Problem statement —
All the data below should be printed again without a single difference.
(Beginning of Given information)
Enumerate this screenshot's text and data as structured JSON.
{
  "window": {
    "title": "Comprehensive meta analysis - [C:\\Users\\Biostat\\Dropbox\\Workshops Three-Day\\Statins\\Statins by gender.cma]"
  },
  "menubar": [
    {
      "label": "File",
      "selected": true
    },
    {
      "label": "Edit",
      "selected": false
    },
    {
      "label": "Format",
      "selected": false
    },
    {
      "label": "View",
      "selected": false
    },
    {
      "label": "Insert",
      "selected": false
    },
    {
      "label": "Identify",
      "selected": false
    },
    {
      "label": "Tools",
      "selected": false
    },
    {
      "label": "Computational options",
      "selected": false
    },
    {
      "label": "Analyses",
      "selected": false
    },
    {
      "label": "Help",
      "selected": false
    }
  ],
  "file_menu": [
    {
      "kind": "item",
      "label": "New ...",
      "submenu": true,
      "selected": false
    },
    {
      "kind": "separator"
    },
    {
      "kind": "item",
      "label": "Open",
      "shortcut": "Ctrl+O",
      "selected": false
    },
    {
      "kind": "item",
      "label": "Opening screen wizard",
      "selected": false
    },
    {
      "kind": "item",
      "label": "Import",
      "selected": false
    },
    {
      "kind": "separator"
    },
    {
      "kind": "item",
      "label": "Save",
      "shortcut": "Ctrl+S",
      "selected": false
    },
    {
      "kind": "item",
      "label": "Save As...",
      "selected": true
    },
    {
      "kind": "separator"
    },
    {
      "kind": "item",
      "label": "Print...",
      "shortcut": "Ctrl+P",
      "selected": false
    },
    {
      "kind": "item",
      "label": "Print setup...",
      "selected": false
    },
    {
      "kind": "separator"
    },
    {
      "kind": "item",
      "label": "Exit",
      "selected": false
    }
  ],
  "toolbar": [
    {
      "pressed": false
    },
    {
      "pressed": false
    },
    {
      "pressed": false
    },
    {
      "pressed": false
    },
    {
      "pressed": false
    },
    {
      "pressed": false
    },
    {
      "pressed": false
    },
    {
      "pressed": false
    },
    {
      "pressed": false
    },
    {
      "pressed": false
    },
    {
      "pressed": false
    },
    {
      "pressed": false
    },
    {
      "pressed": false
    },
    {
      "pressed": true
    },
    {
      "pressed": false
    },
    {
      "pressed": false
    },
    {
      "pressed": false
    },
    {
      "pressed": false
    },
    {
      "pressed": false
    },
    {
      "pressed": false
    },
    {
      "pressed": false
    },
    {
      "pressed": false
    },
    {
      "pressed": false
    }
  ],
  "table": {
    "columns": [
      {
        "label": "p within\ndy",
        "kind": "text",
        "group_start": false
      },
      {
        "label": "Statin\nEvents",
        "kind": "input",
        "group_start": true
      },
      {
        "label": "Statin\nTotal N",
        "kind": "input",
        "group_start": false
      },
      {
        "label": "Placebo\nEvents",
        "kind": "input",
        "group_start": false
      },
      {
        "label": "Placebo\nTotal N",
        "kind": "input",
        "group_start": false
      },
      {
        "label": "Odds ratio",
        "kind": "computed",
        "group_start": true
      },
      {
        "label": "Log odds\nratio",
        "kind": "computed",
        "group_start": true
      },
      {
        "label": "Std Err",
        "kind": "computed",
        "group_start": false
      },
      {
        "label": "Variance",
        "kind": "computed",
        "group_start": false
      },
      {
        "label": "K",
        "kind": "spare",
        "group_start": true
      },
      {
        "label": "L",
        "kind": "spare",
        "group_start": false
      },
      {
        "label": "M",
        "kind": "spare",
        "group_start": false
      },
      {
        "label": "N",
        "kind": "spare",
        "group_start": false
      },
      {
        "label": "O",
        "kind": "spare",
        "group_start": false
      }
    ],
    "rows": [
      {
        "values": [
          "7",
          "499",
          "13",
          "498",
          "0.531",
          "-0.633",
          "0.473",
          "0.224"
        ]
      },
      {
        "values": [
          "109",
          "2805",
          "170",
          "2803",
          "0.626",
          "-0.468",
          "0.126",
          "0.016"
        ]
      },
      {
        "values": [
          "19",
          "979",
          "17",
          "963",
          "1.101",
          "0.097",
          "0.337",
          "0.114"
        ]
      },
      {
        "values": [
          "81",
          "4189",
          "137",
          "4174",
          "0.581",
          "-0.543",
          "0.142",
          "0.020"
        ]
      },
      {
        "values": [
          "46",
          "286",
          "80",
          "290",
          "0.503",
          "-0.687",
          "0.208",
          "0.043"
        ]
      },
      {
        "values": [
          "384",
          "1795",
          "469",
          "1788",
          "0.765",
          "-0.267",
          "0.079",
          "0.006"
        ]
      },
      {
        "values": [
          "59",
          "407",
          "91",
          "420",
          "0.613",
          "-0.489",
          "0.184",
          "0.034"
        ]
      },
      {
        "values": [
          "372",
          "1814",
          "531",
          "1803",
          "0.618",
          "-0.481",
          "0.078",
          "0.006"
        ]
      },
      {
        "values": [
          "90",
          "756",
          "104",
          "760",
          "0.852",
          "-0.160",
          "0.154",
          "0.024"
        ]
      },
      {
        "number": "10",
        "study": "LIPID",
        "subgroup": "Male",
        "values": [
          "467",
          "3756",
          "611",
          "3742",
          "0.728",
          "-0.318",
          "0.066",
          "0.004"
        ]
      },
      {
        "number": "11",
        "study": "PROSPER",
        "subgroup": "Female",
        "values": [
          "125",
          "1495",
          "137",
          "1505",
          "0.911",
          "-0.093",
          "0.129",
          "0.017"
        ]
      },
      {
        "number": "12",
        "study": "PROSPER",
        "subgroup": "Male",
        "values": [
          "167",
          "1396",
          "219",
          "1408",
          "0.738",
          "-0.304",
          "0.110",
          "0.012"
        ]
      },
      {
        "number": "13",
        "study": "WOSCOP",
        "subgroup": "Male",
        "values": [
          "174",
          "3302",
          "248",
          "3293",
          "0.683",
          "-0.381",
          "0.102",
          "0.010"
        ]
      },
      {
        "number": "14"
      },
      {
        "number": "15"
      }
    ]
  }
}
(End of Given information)
Exercise output —
Enumerate this screenshot's text and data as structured JSON.
{
  "window": {
    "title": "Comprehensive meta analysis - [C:\\Users\\Biostat\\Dropbox\\Workshops Three-Day\\Statins\\Statins by gender.cma]"
  },
  "menubar": [
    {
      "label": "File",
      "selected": true
    },
    {
      "label": "Edit",
      "selected": false
    },
    {
      "label": "Format",
      "selected": false
    },
    {
      "label": "View",
      "selected": false
    },
    {
      "label": "Insert",
      "selected": false
    },
    {
      "label": "Identify",
      "selected": false
    },
    {
      "label": "Tools",
      "selected": false
    },
    {
      "label": "Computational options",
      "selected": false
    },
    {
      "label": "Analyses",
      "selected": false
    },
    {
      "label": "Help",
      "selected": false
    }
  ],
  "file_menu": [
    {
      "kind": "item",
      "label": "New ...",
      "submenu": true,
      "selected": false
    },
    {
      "kind": "separator"
    },
    {
      "kind": "item",
      "label": "Open",
      "shortcut": "Ctrl+O",
      "selected": false
    },
    {
      "kind": "item",
      "label": "Opening screen wizard",
      "selected": false
    },
    {
      "kind": "item",
      "label": "Import",
      "selected": false
    },
    {
      "kind": "separator"
    },
    {
      "kind": "item",
      "label": "Save",
      "shortcut": "Ctrl+S",
      "selected": false
    },
    {
      "kind": "item",
      "label": "Save As...",
      "selected": true
    },
    {
      "kind": "separator"
    },
    {
      "kind": "item",
      "label": "Print...",
      "shortcut": "Ctrl+P",
      "selected": false
    },
    {
      "kind": "item",
      "label": "Print setup...",
      "selected": false
    },
    {
      "kind": "separator"
    },
    {
      "kind": "item",
      "label": "Exit",
      "selected": false
    }
  ],
  "toolbar": [
    {
      "pressed": false
    },
    {
      "pressed": false
    },
    {
      "pressed": false
    },
    {
      "pressed": false
    },
    {
      "pressed": false
    },
    {
      "pressed": false
    },
    {
      "pressed": false
    },
    {
      "pressed": false
    },
    {
      "pressed": false
    },
    {
      "pressed": false
    },
    {
      "pressed": false
    },
    {
      "pressed": false
    },
    {
      "pressed": false
    },
    {
      "pressed": true
    },
    {
      "pressed": false
    },
    {
      "pressed": false
    },
    {
      "pressed": false
    },
    {
      "pressed": false
    },
    {
      "pressed": false
    },
    {
      "pressed": false
    },
    {
      "pressed": false
    },
    {
      "pressed": false
    },
    {
      "pressed": false
    }
  ],
  "table": {
    "columns": [
      {
        "label": "p within\ndy",
        "kind": "text",
        "group_start": false
      },
      {
        "label": "Statin\nEvents",
        "kind": "input",
        "group_start": true
      },
      {
        "label": "Statin\nTotal N",
        "kind": "input",
        "group_start": false
      },
      {
        "label": "Placebo\nEvents",
        "kind": "input",
        "group_start": false
      },
      {
        "label": "Placebo\nTotal N",
        "kind": "input",
        "group_start": false
      },
      {
        "label": "Odds ratio",
        "kind": "computed",
        "group_start": true
      },
      {
        "label": "Log odds\nratio",
        "kind": "computed",
        "group_start": true
      },
      {
        "label": "Std Err",
        "kind": "computed",
        "group_start": false
      },
      {
        "label": "Variance",
        "kind": "computed",
        "group_start": false
      },
      {
        "label": "K",
        "kind": "spare",
        "group_start": true
      },
      {
        "label": "L",
        "kind": "spare",
        "group_start": false
      },
      {
        "label": "M",
        "kind": "spare",
        "group_start": false
      },
      {
        "label": "N",
        "kind": "spare",
        "group_start": false
      },
      {
        "label": "O",
        "kind": "spare",
        "group_start": false
      }
    ],
    "rows": [
      {
        "values": [
          "7",
          "499",
          "13",
          "498",
          "0.531",
          "-0.633",
          "0.473",
          "0.224"
        ]
      },
      {
        "values": [
          "109",
          "2805",
          "170",
          "2803",
          "0.626",
          "-0.468",
          "0.126",
          "0.016"
        ]
      },
      {
        "values": [
          "19",
          "979",
          "17",
          "963",
          "1.101",
          "0.097",
          "0.337",
          "0.114"
        ]
      },
      {
        "values": [
          "81",
          "4189",
          "137",
          "4174",
          "0.581",
          "-0.543",
          "0.142",
          "0.020"
        ]
      },
      {
        "values": [
          "46",
          "286",
          "80",
          "290",
          "0.503",
          "-0.687",
          "0.208",
          "0.043"
        ]
      },
      {
        "values": [
          "384",
          "1795",
          "469",
          "1788",
          "0.765",
          "-0.267",
          "0.079",
          "0.006"
        ]
      },
      {
        "values": [
          "59",
          "407",
          "91",
          "420",
          "0.613",
          "-0.489",
          "0.184",
          "0.034"
        ]
      },
      {
        "values": [
          "372",
          "1814",
          "531",
          "1803",
          "0.618",
          "-0.481",
          "0.078",
          "0.006"
        ]
      },
      {
        "values": [
          "90",
          "756",
          "104",
          "760",
          "0.852",
          "-0.160",
          "0.154",
          "0.024"
        ]
      },
      {
        "number": "10",
        "study": "LIPID",
        "subgroup": "Male",
        "values": [
          "467",
          "3756",
          "611",
          "3742",
          "0.728",
          "-0.318",
          "0.066",
          "0.004"
        ]
      },
      {
        "number": "11",
        "study": "PROSPER",
        "subgroup": "Female",
        "values": [
          "125",
          "1495",
          "137",
          "1505",
          "0.911",
          "-0.093",
          "0.129",
          "0.017"
        ]
      },
      {
        "number": "12",
        "study": "PROSPER",
        "subgroup": "Male",
        "values": [
          "167",
          "1396",
          "219",
          "1408",
          "0.738",
          "-0.304",
          "0.110",
          "0.012"
        ]
      },
      {
        "number": "13",
        "study": "WOSCOP",
        "subgroup": "Male",
        "values": [
          "174",
          "3302",
          "248",
          "3293",
          "0.683",
          "-0.381",
          "0.102",
          "0.010"
        ]
      },
      {
        "number": "14"
      },
      {
        "number": "15"
      }
    ]
  }
}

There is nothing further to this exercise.